In the opening exchanges of the final, reigning world champion Jun looked unstoppable; turning defence into attack he took a swift 7-0 lead. But back came Jianquan, reeling Jun in to 7-6. The comeback was short-lived though, and Jun displayed great agility and fight to clinch the title of Paralympic champion 15-12.

The category B competition featured no such dominance.

Tam Chik Sum, silver medalist in the epee class, did not make it out of his pool, losing all four preliminary round matches.

Italian Alessio Sarri caused a big upset in the quarter-finals, catching potential medalist and world champion Anton Datsko off guard and pipping the Ukrainian 15-13. Grzegorz Pluta eased passed his Greek opponent, Emmanouil Bogdos, while Marat Yusupov beat Canadian Pierre Mainville.

The other quarter-final was an all-French affair, with gold medal holder Laurent Francois meeting tournament favourite Marc-Andre Cratere, and Cratere showed why he was the favourite beating a labored Francois 15-9.

With all of Cratere’s main rivals out, the competition was his for the taking.

He brushed aside Yusupov 15-9 to set-up a gold medal bout with Poland’s Pluta, whose semi-final with Sarri went right to the wire.

The under-dog, Sarri picked himself up to produce a performance of real ability and raw emotion to take the bronze.

Cratere looked composed, and after finishing fourth twice in Beijing he was desperate to achieve his gold medal goal, but Pluta had other ideas.

The Pol looked sharper and Cratere struggled to defend against Pluta’s aggression.

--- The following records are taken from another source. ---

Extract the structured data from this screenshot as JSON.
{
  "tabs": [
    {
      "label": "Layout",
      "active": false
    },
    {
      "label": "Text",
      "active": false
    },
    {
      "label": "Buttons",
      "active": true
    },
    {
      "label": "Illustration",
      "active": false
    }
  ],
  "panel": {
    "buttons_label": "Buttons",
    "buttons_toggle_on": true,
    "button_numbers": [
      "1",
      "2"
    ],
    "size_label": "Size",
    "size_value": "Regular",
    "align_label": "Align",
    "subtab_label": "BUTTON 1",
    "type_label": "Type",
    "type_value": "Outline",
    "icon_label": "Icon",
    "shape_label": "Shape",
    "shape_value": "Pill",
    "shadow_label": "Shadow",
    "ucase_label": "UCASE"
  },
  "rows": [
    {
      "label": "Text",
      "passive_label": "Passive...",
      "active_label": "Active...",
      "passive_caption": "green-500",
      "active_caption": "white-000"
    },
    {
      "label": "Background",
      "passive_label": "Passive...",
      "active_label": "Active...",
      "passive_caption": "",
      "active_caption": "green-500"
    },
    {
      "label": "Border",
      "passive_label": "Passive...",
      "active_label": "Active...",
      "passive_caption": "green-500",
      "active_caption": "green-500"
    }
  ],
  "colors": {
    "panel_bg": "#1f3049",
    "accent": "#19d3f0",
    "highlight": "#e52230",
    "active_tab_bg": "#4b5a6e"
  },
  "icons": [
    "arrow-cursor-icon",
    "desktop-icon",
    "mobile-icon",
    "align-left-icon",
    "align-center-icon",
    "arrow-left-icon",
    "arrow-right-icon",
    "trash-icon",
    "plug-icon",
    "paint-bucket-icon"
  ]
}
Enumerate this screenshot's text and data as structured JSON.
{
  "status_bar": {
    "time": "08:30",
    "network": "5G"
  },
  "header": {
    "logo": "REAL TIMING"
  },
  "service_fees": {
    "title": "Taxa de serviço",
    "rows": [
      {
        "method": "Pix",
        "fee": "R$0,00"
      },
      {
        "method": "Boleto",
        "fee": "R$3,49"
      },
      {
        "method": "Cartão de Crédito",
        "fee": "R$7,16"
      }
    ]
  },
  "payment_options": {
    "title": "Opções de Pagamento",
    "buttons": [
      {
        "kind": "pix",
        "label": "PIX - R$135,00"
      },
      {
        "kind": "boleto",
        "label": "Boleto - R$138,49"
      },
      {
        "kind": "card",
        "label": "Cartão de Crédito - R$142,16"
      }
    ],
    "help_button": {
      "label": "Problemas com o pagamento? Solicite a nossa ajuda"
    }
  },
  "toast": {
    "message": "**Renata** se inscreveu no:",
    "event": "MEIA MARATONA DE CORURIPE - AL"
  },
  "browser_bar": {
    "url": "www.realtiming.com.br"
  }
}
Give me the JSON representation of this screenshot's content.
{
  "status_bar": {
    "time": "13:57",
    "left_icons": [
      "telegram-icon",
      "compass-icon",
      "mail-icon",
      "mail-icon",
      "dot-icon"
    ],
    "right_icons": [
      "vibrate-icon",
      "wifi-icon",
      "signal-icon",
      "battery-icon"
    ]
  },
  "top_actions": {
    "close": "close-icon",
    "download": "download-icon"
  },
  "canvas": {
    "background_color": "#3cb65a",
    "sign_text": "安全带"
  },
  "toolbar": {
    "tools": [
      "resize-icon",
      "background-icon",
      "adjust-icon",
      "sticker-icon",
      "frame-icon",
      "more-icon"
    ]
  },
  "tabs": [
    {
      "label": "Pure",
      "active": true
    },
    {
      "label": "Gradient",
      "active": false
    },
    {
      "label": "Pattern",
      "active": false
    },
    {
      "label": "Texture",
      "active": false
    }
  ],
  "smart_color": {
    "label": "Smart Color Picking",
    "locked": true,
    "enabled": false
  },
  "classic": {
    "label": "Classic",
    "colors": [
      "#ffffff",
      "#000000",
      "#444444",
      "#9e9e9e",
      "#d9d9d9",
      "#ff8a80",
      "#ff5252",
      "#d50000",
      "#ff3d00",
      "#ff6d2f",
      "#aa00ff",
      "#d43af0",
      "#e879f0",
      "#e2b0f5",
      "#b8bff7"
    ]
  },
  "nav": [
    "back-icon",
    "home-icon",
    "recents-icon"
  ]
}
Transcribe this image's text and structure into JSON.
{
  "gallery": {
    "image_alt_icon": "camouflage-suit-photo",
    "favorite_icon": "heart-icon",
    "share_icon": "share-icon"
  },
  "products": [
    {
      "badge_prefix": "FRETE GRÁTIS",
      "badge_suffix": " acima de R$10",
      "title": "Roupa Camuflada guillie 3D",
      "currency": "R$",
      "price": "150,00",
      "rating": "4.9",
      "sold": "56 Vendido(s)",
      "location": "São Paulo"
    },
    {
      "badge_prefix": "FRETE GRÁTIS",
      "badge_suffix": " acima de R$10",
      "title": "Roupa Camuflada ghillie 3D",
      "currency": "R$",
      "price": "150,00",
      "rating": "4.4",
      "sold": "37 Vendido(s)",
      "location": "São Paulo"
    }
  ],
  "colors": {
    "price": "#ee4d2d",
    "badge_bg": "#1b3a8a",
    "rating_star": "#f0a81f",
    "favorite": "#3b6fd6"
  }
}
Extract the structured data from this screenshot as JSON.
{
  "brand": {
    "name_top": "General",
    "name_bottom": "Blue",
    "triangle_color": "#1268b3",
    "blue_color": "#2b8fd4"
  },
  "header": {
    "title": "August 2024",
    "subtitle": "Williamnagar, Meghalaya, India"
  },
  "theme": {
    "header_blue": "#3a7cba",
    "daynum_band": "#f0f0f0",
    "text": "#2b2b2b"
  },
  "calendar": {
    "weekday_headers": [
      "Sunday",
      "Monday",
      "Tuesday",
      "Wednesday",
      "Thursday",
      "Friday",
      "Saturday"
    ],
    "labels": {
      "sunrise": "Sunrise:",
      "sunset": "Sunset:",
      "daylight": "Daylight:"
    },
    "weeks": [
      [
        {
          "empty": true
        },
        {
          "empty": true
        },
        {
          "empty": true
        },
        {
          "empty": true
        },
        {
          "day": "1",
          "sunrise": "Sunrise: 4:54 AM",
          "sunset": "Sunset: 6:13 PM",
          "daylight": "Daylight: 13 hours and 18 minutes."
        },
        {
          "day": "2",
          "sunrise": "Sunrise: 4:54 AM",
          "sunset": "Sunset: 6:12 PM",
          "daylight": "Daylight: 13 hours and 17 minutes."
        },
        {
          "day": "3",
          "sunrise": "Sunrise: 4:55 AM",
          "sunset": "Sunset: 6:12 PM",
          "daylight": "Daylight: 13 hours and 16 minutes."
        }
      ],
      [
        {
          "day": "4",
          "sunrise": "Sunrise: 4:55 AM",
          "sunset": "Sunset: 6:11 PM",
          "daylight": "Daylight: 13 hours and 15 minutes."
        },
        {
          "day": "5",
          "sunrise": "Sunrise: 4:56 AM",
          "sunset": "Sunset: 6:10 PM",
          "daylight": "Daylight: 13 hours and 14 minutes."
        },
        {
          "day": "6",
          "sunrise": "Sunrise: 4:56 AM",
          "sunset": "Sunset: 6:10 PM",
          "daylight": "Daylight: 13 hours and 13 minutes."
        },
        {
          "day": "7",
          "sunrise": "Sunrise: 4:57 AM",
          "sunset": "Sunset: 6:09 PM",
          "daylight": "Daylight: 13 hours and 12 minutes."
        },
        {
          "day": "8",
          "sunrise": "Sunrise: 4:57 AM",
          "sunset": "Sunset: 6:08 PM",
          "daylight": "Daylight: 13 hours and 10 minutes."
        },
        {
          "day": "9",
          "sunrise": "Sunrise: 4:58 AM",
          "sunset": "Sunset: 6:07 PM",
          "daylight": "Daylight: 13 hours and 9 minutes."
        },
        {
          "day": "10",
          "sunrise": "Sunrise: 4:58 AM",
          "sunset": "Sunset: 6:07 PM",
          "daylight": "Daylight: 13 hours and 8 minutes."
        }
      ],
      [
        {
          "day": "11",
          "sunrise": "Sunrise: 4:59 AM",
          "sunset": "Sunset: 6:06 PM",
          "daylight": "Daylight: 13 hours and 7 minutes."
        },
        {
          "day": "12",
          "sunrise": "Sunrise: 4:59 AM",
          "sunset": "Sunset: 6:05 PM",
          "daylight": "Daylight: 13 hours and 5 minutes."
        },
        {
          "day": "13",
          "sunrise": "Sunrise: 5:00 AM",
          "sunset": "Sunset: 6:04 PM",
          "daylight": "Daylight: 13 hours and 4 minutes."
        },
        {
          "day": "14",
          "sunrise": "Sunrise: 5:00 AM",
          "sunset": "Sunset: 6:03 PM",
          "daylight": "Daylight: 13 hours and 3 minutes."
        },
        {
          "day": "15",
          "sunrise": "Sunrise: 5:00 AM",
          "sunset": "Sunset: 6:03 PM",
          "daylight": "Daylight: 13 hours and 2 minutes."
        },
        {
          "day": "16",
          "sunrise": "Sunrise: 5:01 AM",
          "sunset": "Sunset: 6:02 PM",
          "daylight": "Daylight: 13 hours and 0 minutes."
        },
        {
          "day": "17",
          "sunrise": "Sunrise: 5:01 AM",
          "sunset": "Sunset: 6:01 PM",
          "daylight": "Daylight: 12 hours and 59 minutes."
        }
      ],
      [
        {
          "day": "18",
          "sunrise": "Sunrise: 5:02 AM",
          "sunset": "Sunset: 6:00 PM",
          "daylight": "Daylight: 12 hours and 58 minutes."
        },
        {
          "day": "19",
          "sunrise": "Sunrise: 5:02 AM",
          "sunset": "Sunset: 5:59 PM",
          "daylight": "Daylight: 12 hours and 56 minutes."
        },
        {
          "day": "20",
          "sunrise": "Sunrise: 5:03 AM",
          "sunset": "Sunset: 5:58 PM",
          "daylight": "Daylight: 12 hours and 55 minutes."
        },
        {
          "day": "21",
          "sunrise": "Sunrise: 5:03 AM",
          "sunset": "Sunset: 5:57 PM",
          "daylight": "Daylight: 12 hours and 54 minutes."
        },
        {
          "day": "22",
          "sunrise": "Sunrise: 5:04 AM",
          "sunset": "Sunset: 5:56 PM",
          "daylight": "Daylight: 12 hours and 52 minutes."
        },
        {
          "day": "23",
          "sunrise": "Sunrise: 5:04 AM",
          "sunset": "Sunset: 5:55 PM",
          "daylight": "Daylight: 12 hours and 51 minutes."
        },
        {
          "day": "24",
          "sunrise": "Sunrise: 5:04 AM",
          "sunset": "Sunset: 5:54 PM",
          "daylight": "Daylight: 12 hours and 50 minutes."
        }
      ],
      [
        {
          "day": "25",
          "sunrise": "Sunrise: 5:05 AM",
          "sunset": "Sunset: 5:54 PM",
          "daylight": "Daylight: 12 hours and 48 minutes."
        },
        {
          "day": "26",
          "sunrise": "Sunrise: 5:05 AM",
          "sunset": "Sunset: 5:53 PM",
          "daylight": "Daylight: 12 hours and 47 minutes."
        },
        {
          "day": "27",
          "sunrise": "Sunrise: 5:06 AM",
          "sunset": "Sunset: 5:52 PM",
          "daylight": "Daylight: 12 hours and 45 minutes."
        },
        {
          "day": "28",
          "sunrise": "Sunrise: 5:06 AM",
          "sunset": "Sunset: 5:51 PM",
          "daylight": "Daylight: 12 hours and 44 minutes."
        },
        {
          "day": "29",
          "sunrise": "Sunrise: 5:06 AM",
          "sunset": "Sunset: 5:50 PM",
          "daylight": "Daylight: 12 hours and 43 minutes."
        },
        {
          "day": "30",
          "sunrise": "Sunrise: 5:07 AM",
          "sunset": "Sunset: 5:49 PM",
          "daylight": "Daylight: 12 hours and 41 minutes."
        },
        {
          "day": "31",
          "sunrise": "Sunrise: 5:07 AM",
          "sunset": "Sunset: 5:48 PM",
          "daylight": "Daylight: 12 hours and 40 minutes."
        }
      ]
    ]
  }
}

It was a massive upset and even though Cratere took home the silver, he will look back and think what might have been.